WHAT IS NEEDED:
This exercise asks for every line of the material that contains the word "label".

GIVEN INFORMATION:
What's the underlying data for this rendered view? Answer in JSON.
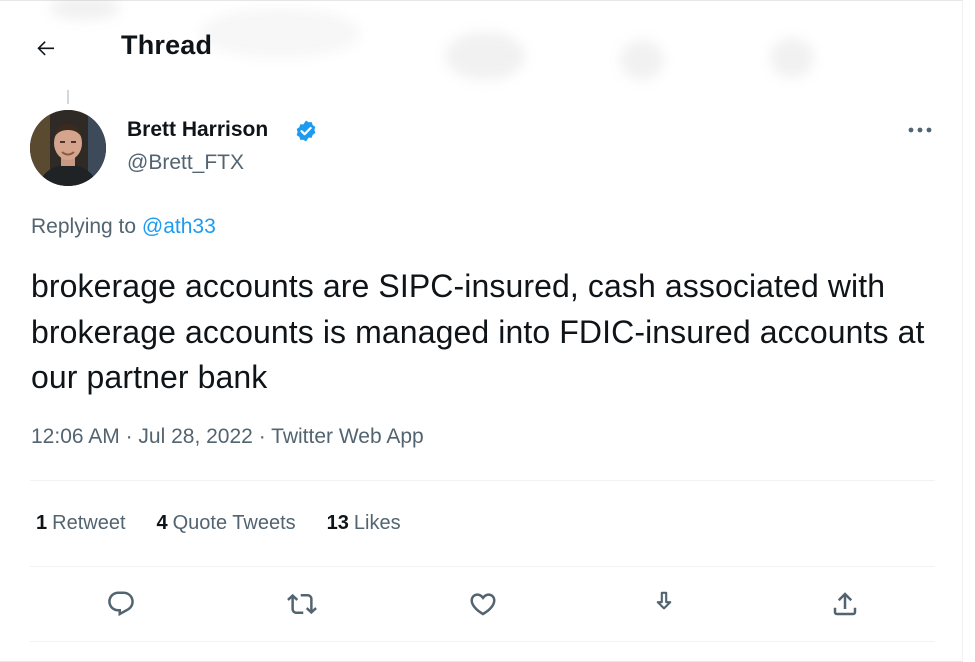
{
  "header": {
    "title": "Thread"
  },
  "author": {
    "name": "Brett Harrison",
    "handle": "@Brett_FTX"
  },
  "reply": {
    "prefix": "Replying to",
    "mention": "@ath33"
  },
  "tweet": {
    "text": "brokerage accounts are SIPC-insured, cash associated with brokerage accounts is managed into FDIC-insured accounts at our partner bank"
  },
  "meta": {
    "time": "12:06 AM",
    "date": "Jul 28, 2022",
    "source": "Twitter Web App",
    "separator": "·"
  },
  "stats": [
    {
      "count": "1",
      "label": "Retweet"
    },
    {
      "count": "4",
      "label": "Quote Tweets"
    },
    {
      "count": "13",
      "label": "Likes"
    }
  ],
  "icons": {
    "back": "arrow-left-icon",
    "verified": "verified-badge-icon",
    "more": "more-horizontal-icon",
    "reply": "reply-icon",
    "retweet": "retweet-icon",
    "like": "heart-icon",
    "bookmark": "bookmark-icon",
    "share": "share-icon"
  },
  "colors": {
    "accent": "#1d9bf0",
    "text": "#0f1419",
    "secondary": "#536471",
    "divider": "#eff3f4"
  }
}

WRITTEN SOLUTION:
      "label": "Retweet"
      "label": "Quote Tweets"
      "label": "Likes"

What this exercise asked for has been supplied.